Eric sighed. He forced a smile and looked up to see the statuesque, fushia-clad force of nature that had penetrated his fortress of solitude. The best way to deal with this was always to play along. Drag queens were like bullies. They pounced on party poopers. Resist and the next thing you knew, you were wearing a boa and standing on a bar singing “It’s Raining Men.”
“That’s the worst pick-up line I’ve ever heard,” Eric said.
“Honey, the only thing that needs picking up is that sad-ass face. Scoot yourself over.” Eric nudged his chair sideways as his new friend grabbed a chair from a neighboring table and sat down. She deftly threw one leg over the other, reveling a smooth, dark brown thigh through the high slit in her dress. “So, what’s the problem.”
“These are fabulous, aren’t they? And comfortable. Trust me. It’s not easy finding size 12 platforms that are comfortable.”
“I can only imagine.”
“What’s your name, honey?”
“Eric. What’s yours?”
“Frangelica. Lady Frangelica. Like the liqueur. My granny used to drink the stuff and tell us it was her medicine.”
“I thought it was Frangelic-o.”
“It is. But I’m a lady, through and through.” She winked and took a sip of her martini. “So seriously,” her voice dropped a bit of its dramatic tone. “What’s the problem.”
“Why are you so convinced that I have a problem?”
“Because young, good-looking boys don’t sit alone in bars unless they have a problem. So. Who is he?”
“He’s. . . nobody. He’s gone. Look. . . I didn’t even love him.”

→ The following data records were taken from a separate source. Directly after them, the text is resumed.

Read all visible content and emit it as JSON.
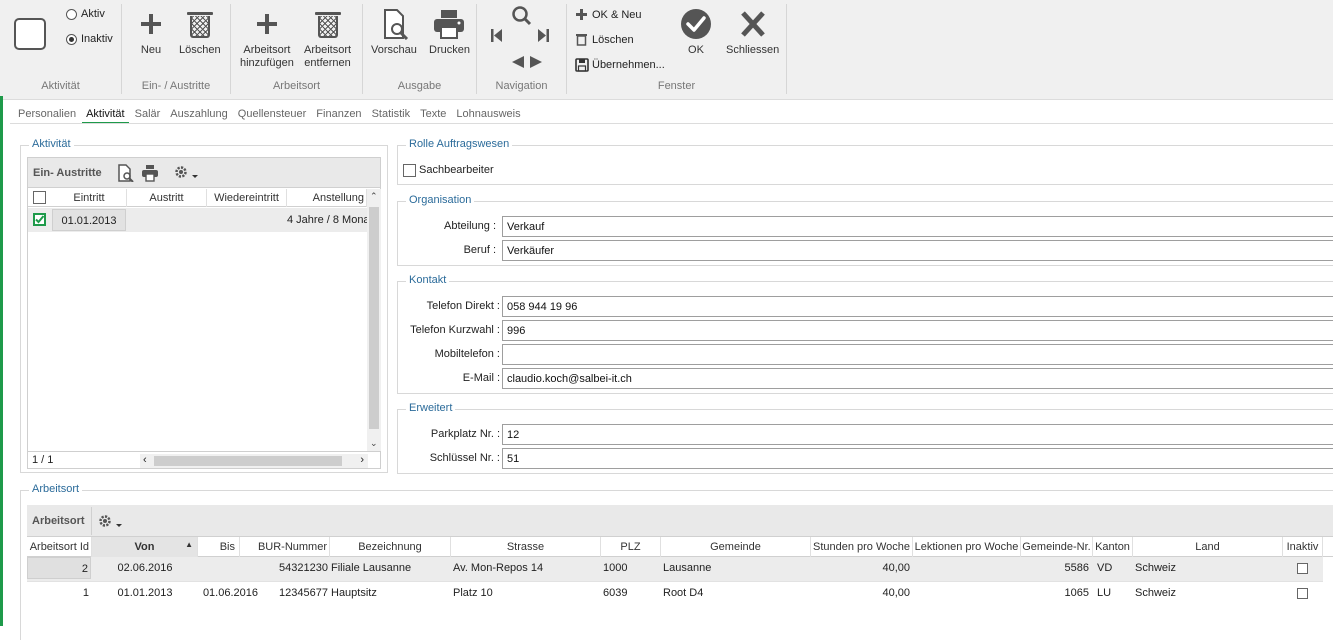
{
  "ribbon": {
    "aktivitaet": {
      "aktiv": "Aktiv",
      "inaktiv": "Inaktiv",
      "group": "Aktivität"
    },
    "ein_austritte": {
      "neu": "Neu",
      "loeschen": "Löschen",
      "group": "Ein- / Austritte"
    },
    "arbeitsort": {
      "hinzufuegen_1": "Arbeitsort",
      "hinzufuegen_2": "hinzufügen",
      "entfernen_1": "Arbeitsort",
      "entfernen_2": "entfernen",
      "group": "Arbeitsort"
    },
    "ausgabe": {
      "vorschau": "Vorschau",
      "drucken": "Drucken",
      "group": "Ausgabe"
    },
    "navigation": {
      "group": "Navigation"
    },
    "fenster": {
      "ok_neu": "OK & Neu",
      "loeschen": "Löschen",
      "uebernehmen": "Übernehmen...",
      "ok": "OK",
      "schliessen": "Schliessen",
      "group": "Fenster"
    }
  },
  "tabs": [
    "Personalien",
    "Aktivität",
    "Salär",
    "Auszahlung",
    "Quellensteuer",
    "Finanzen",
    "Statistik",
    "Texte",
    "Lohnausweis"
  ],
  "aktivitaet_panel": {
    "legend": "Aktivität",
    "grid_title": "Ein- Austritte",
    "columns": [
      "Eintritt",
      "Austritt",
      "Wiedereintritt",
      "Anstellung"
    ],
    "row": {
      "eintritt": "01.01.2013",
      "austritt": "",
      "wiedereintritt": "",
      "anstellung": "4 Jahre / 8 Mona"
    },
    "pager": "1 / 1"
  },
  "rolle": {
    "legend": "Rolle Auftragswesen",
    "sachbearbeiter": "Sachbearbeiter"
  },
  "organisation": {
    "legend": "Organisation",
    "abteilung_label": "Abteilung :",
    "abteilung": "Verkauf",
    "beruf_label": "Beruf :",
    "beruf": "Verkäufer"
  },
  "kontakt": {
    "legend": "Kontakt",
    "telefon_direkt_label": "Telefon Direkt :",
    "telefon_direkt": "058 944 19 96",
    "telefon_kurzwahl_label": "Telefon Kurzwahl :",
    "telefon_kurzwahl": "996",
    "mobiltelefon_label": "Mobiltelefon :",
    "mobiltelefon": "",
    "email_label": "E-Mail :",
    "email": "claudio.koch@salbei-it.ch"
  },
  "erweitert": {
    "legend": "Erweitert",
    "parkplatz_label": "Parkplatz Nr. :",
    "parkplatz": "12",
    "schluessel_label": "Schlüssel Nr. :",
    "schluessel": "51"
  },
  "arbeitsort_panel": {
    "legend": "Arbeitsort",
    "grid_title": "Arbeitsort",
    "columns": [
      "Arbeitsort Id",
      "Von",
      "Bis",
      "BUR-Nummer",
      "Bezeichnung",
      "Strasse",
      "PLZ",
      "Gemeinde",
      "Stunden pro Woche",
      "Lektionen pro Woche",
      "Gemeinde-Nr.",
      "Kanton",
      "Land",
      "Inaktiv"
    ],
    "rows": [
      [
        "2",
        "02.06.2016",
        "",
        "54321230",
        "Filiale Lausanne",
        "Av. Mon-Repos 14",
        "1000",
        "Lausanne",
        "40,00",
        "",
        "5586",
        "VD",
        "Schweiz",
        ""
      ],
      [
        "1",
        "01.01.2013",
        "01.06.2016",
        "12345677",
        "Hauptsitz",
        "Platz 10",
        "6039",
        "Root D4",
        "40,00",
        "",
        "1065",
        "LU",
        "Schweiz",
        ""
      ]
    ]
  }
}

“No seriously. I mean, I cared about him. A lot. But then I just did something terrible. And now I think. . . I’m pretty sure. . .” He wove his fingers around his glass and stared into it.
“What is it, honey.”
“The thing is, there’s no way I should just be able to get away with this. Do you believe in karma?” Frangelica smiled. “See, I think I’m being punished. I mean, I think I deserve to be punished. If the universe were a just place, I’d be punished. So I probably should’ve died in Thailand. And it’s fair that I’m back living with my mom and don’t have a job. And that I don’t know what the hell I’m doing with my life. That’s the way it should be. My life should be messed up.”
Frangelica set her drink on the table. She leaned forward and laid her crossed arms on her knee. “We all make mistakes. The people I worry about running into are the ones who don’t realize that they’ve made them.” She put her hand on his forearm. “And it seems to me that no matter what the universe has in store, you’re doing all the work for it. Sounds like you’ve managed to do a fine job of punishing yourself.”
Eric sat back and ran his hands through his hair and rubbed his face. “Ugh. What am I doing?”
“You’re trying to make the world a fair place. And it isn’t.” Eric looked up at her. She tilted her head slightly and gave a small, resigned shrug.
“How do you do that? Do people always just spill their guts after talking to you for ten seconds?”
Frangelica smiled. “I think I just have a way of seeing what a person has on the inside that’s dying to come out. Like this!” She made a “V” under her chin with her manicured hands. Then she batted her false eyelashes and shook her head to make her long, rhinestone earrings jingle. The dramatic tone returned to her voice, and attention shifted her way as if a dark stage had suddenly been hit with a spotlight. People started moving toward her as if everyone around them had been on “pause” and someone finally hit the play button.
Frangelica was swept into the crowd with noise and drinks and a flash of sequins. And before Eric could say goodbye, she and her friends were gone.
This week’s prompt: Use the quote below to tell the story of how your primary character comes to the edge (a cliché). Note: Your character may/may not fly. However, he/she encourages others to start a new beginning – i.e. to “fly.” Spring offers new beginnings to grow and soar. Tell this story in no more than 1,500 words (no less than 800) with a balance of dialogue and imagery. Now let your story fly!
“Come to the edge, He said. They said: We are afraid.Come to the edge, He said.They came. He pushed them,And they flew . . .” — Guillaume Apollinaire French poet